So, how much variety do you need in order for clients to acknowledge its importance in their exercise adherence, and in the results they achieve? Step into Life training includes seven different programs: cardiomax™; toneup™; boxkick™; coreball™; powerflex™; endurit™ and achievit™. Between them, these programs provide an immense range of exercises, encompassing everything from dumbbell and handled medicine ball work to half camels, planks and uppercuts. The way in which these programs are integrated into sessions means that Step into Life members who train around three times per week will not see the same session twice in a 12-month period.

Although it might seem a bit intimidating when you have multiple clients and sessions every week, the fact is that, ideally, your client’s workout routine should change daily. This doesn’t mean you have to use seven different complete programs, or that you can’t have a core set of activities to work from – but those core exercises should make up a part of your client’s workout, not their full training program. Look at how you can incorporate variety into the course of a week’s program, and go from there. Variety isn’t just the natural antidote to boredom – it’s the best remedy for the inevitable plateau clients hit when they stay on the same track too long.

Plan for success

If you find yourself stuck in a rut with your clients’ training, why not make 2013 the year to create a new session outline and fresh set of goals for your clients? Asking yourself the following questions about the cardio work you program for clients can help you to start thinking in a way that will take your training delivery – and your clients’ results – up a gear in the new year.
Firstly, do the cardio elements of your sessions involve the same equipment, on the same piece of grass or indoor area, for the same period of time, week in week out?
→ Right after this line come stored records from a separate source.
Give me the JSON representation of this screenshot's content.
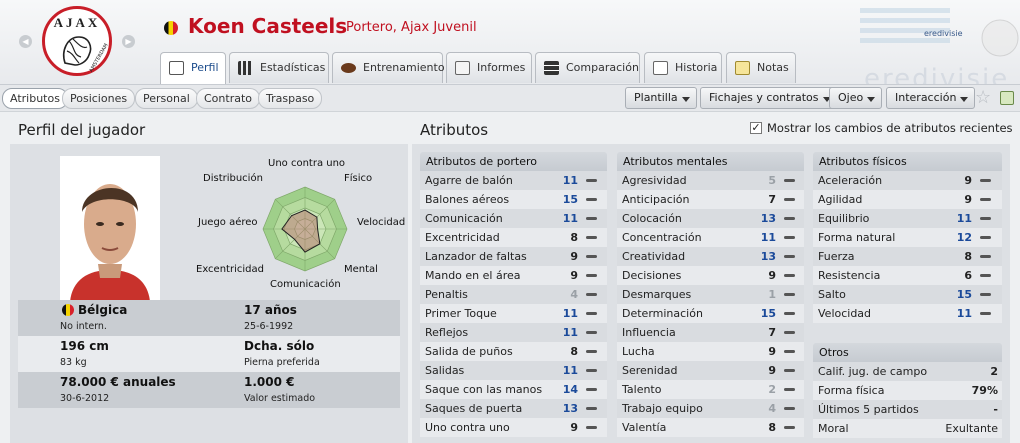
{
  "player": {
    "name": "Koen Casteels",
    "position_club": "Portero, Ajax Juvenil"
  },
  "club_logo_text": "AJAX",
  "club_logo_subtext": "AMSTERDAM",
  "watermark_text": "eredivisie",
  "tabs": [
    {
      "label": "Perfil",
      "icon": "profile-icon",
      "active": true
    },
    {
      "label": "Estadísticas",
      "icon": "bar-chart-icon"
    },
    {
      "label": "Entrenamiento",
      "icon": "ball-icon"
    },
    {
      "label": "Informes",
      "icon": "report-icon"
    },
    {
      "label": "Comparación",
      "icon": "compare-icon"
    },
    {
      "label": "Historia",
      "icon": "history-icon"
    },
    {
      "label": "Notas",
      "icon": "notes-icon"
    }
  ],
  "subtabs": [
    "Atributos",
    "Posiciones",
    "Personal",
    "Contrato",
    "Traspaso"
  ],
  "menus": [
    "Plantilla",
    "Fichajes y contratos",
    "Ojeo",
    "Interacción"
  ],
  "profile": {
    "title": "Perfil del jugador",
    "radar_labels": [
      "Uno contra uno",
      "Físico",
      "Velocidad",
      "Mental",
      "Comunicación",
      "Excentricidad",
      "Juego aéreo",
      "Distribución"
    ],
    "radar_values": [
      0.45,
      0.4,
      0.3,
      0.5,
      0.55,
      0.35,
      0.55,
      0.45
    ],
    "nation": "Bélgica",
    "caps": "No intern.",
    "age": "17 años",
    "dob": "25-6-1992",
    "height": "196 cm",
    "weight": "83 kg",
    "foot": "Dcha. sólo",
    "foot_label": "Pierna preferida",
    "wage": "78.000 € anuales",
    "contract_end": "30-6-2012",
    "value": "1.000 €",
    "value_label": "Valor estimado"
  },
  "attributes": {
    "title": "Atributos",
    "show_changes_label": "Mostrar los cambios de atributos recientes",
    "goalkeeper": {
      "title": "Atributos de portero",
      "rows": [
        {
          "name": "Agarre de balón",
          "value": "11"
        },
        {
          "name": "Balones aéreos",
          "value": "15"
        },
        {
          "name": "Comunicación",
          "value": "11"
        },
        {
          "name": "Excentricidad",
          "value": "8"
        },
        {
          "name": "Lanzador de faltas",
          "value": "9"
        },
        {
          "name": "Mando en el área",
          "value": "9"
        },
        {
          "name": "Penaltis",
          "value": "4"
        },
        {
          "name": "Primer Toque",
          "value": "11"
        },
        {
          "name": "Reflejos",
          "value": "11"
        },
        {
          "name": "Salida de puños",
          "value": "8"
        },
        {
          "name": "Salidas",
          "value": "11"
        },
        {
          "name": "Saque con las manos",
          "value": "14"
        },
        {
          "name": "Saques de puerta",
          "value": "13"
        },
        {
          "name": "Uno contra uno",
          "value": "9"
        }
      ]
    },
    "mental": {
      "title": "Atributos mentales",
      "rows": [
        {
          "name": "Agresividad",
          "value": "5"
        },
        {
          "name": "Anticipación",
          "value": "7"
        },
        {
          "name": "Colocación",
          "value": "13"
        },
        {
          "name": "Concentración",
          "value": "11"
        },
        {
          "name": "Creatividad",
          "value": "13"
        },
        {
          "name": "Decisiones",
          "value": "9"
        },
        {
          "name": "Desmarques",
          "value": "1"
        },
        {
          "name": "Determinación",
          "value": "15"
        },
        {
          "name": "Influencia",
          "value": "7"
        },
        {
          "name": "Lucha",
          "value": "9"
        },
        {
          "name": "Serenidad",
          "value": "9"
        },
        {
          "name": "Talento",
          "value": "2"
        },
        {
          "name": "Trabajo equipo",
          "value": "4"
        },
        {
          "name": "Valentía",
          "value": "8"
        }
      ]
    },
    "physical": {
      "title": "Atributos físicos",
      "rows": [
        {
          "name": "Aceleración",
          "value": "9"
        },
        {
          "name": "Agilidad",
          "value": "9"
        },
        {
          "name": "Equilibrio",
          "value": "11"
        },
        {
          "name": "Forma natural",
          "value": "12"
        },
        {
          "name": "Fuerza",
          "value": "8"
        },
        {
          "name": "Resistencia",
          "value": "6"
        },
        {
          "name": "Salto",
          "value": "15"
        },
        {
          "name": "Velocidad",
          "value": "11"
        }
      ]
    },
    "otros": {
      "title": "Otros",
      "rows": [
        {
          "name": "Calif. jug. de campo",
          "value": "2"
        },
        {
          "name": "Forma física",
          "value": "79%"
        },
        {
          "name": "Últimos 5 partidos",
          "value": "-"
        },
        {
          "name": "Moral",
          "value": "Exultante"
        }
      ]
    }
  },
  "colors": {
    "accent_red": "#c01020",
    "high_value": "#1b4a9a",
    "low_value": "#9aa0a6"
  }
}
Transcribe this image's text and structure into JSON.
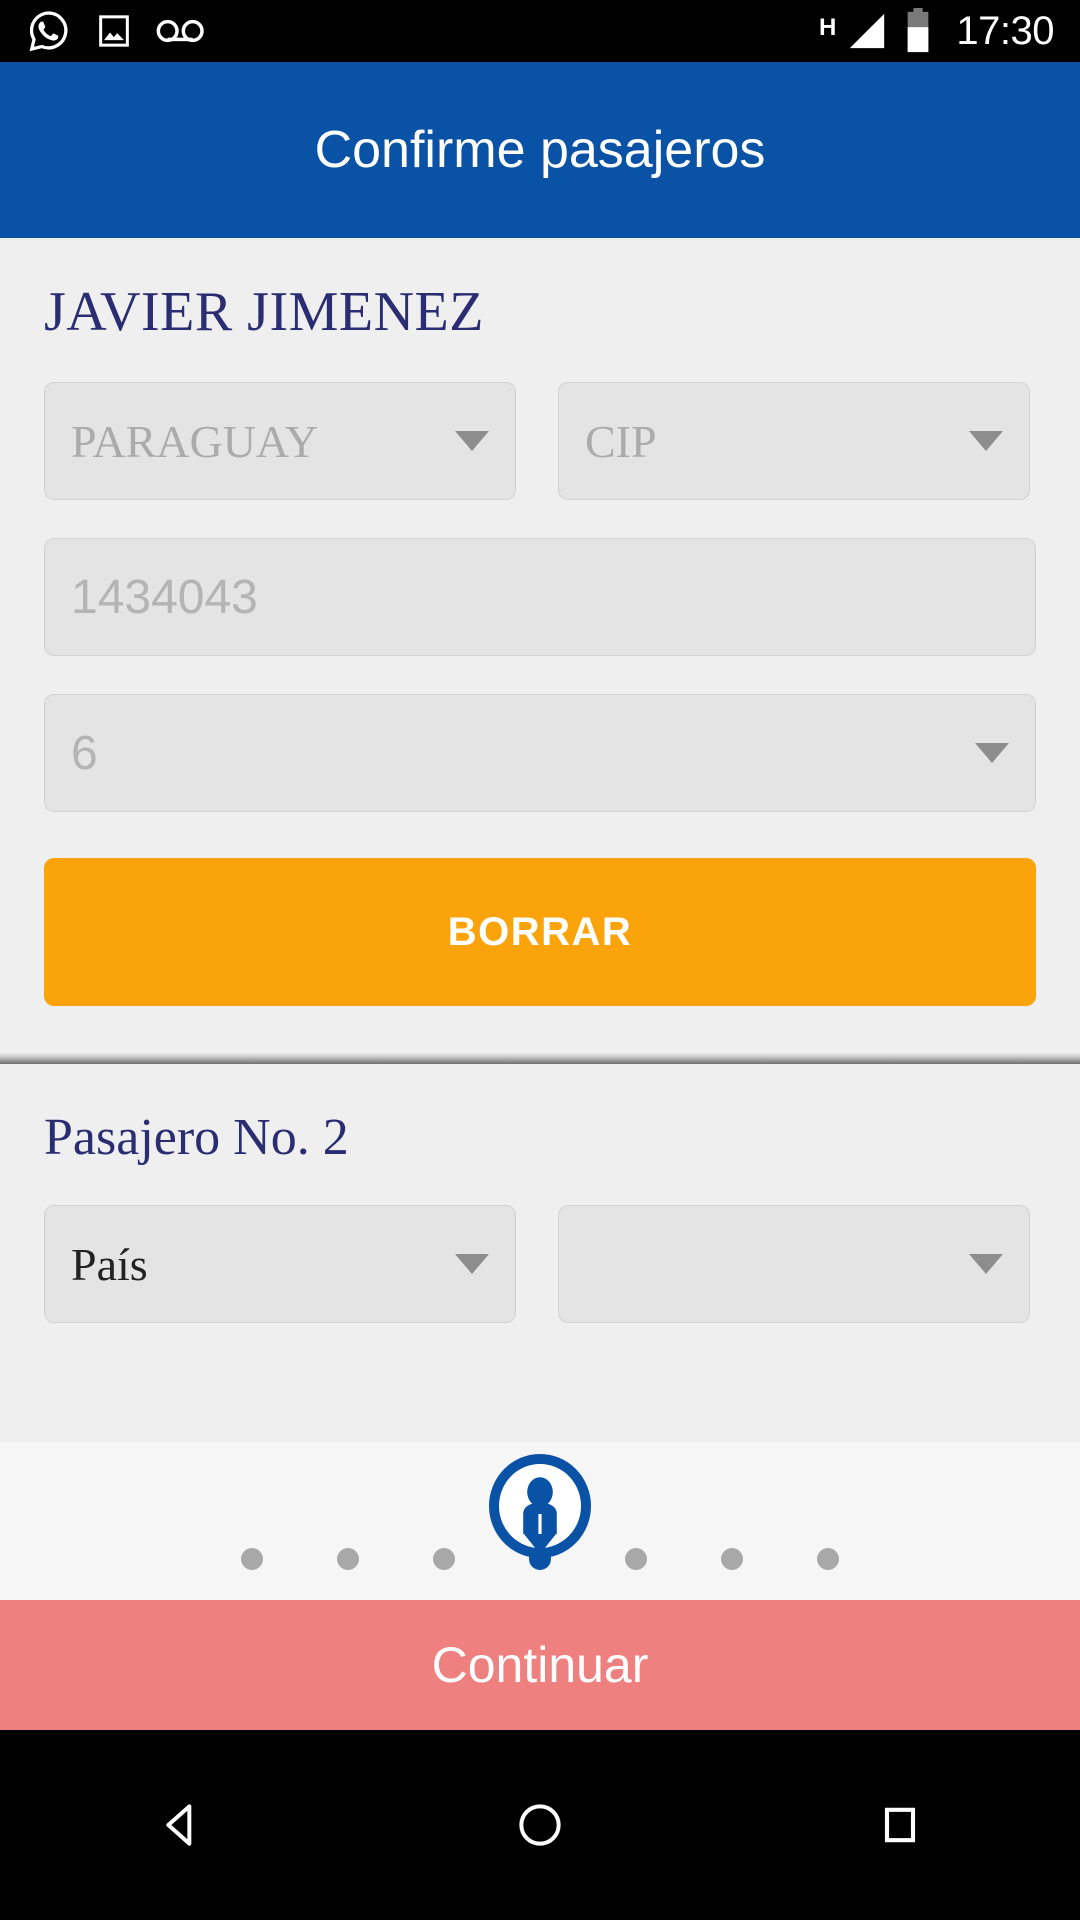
{
  "statusbar": {
    "icons": [
      "whatsapp-icon",
      "photo-icon",
      "voicemail-icon"
    ],
    "network_label": "H",
    "signal_icon": "signal-triangle-icon",
    "battery_icon": "battery-icon",
    "clock": "17:30"
  },
  "header": {
    "title": "Confirme pasajeros",
    "color": "#0A52A6"
  },
  "passenger1": {
    "name": "JAVIER JIMENEZ",
    "country": "PARAGUAY",
    "doc_type": "CIP",
    "doc_number": "1434043",
    "seat": "6",
    "delete_label": "BORRAR",
    "delete_color": "#FBA30A"
  },
  "passenger2": {
    "heading": "Pasajero No. 2",
    "country": "País",
    "doc_type": ""
  },
  "stepper": {
    "icon": "person-pin-icon",
    "total_steps": 7,
    "active_step": 4,
    "active_color": "#0A52A6",
    "inactive_color": "#a8a8a8"
  },
  "footer": {
    "continue_label": "Continuar",
    "continue_color": "#EE8080"
  },
  "navbar": {
    "back": "back-triangle-icon",
    "home": "home-circle-icon",
    "recents": "recents-square-icon"
  }
}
If the answer to this is ‘yes’, you have some work to do. Predictability is, predictably, dull.
Secondly, do you have a periodisation plan for cardio sessions that involves the rotated use of exercises designed specifically for assorted types of cardio training? If the answer is ‘no’, take some time this summer to map out a plan.


Another way of mixing things up in your training sessions is to transform simple exercises with the use of equipment. In the following exercise, an aqua bag is used to provide three interesting variations to the humble squat. Every small change makes a difference to the way the body works, keeping your clients happy with ever-changing workouts.

Squat with aqua bag (photo 1)

The aqua bag forces the body to bear the weight in a different manner than dumbbells or barbells do. It also has the additional benefit of working on shoulder stabilisation.

Partner squat (photo 2)

By turning a squat into a partner activity you can add variety to a traditionally solo exercise while increasing the fun factor.

Shouldering squat (photos 3 & 4)

Squatting with the aqua bag on alternating shoulders works the whole body with functional movements.

If the training you deliver includes a variety of program types, has a solid periodisation plan for each, and you continually review the equipment you use, you are well on the way to giving your clients the variety they yearn for while establishing a roadmap for great results and increased adherence.

John Pidgeon, BA (PE)
John is the group outdoor personal training coordinator for Step into Life Australia. He has worked in the fitness industry for 10 years, previously spending five years working as a physical education teacher. He has also been a fitness coach with various elite sporting teams across Australia. For more information on Step into Life, including franchise opportunities, visit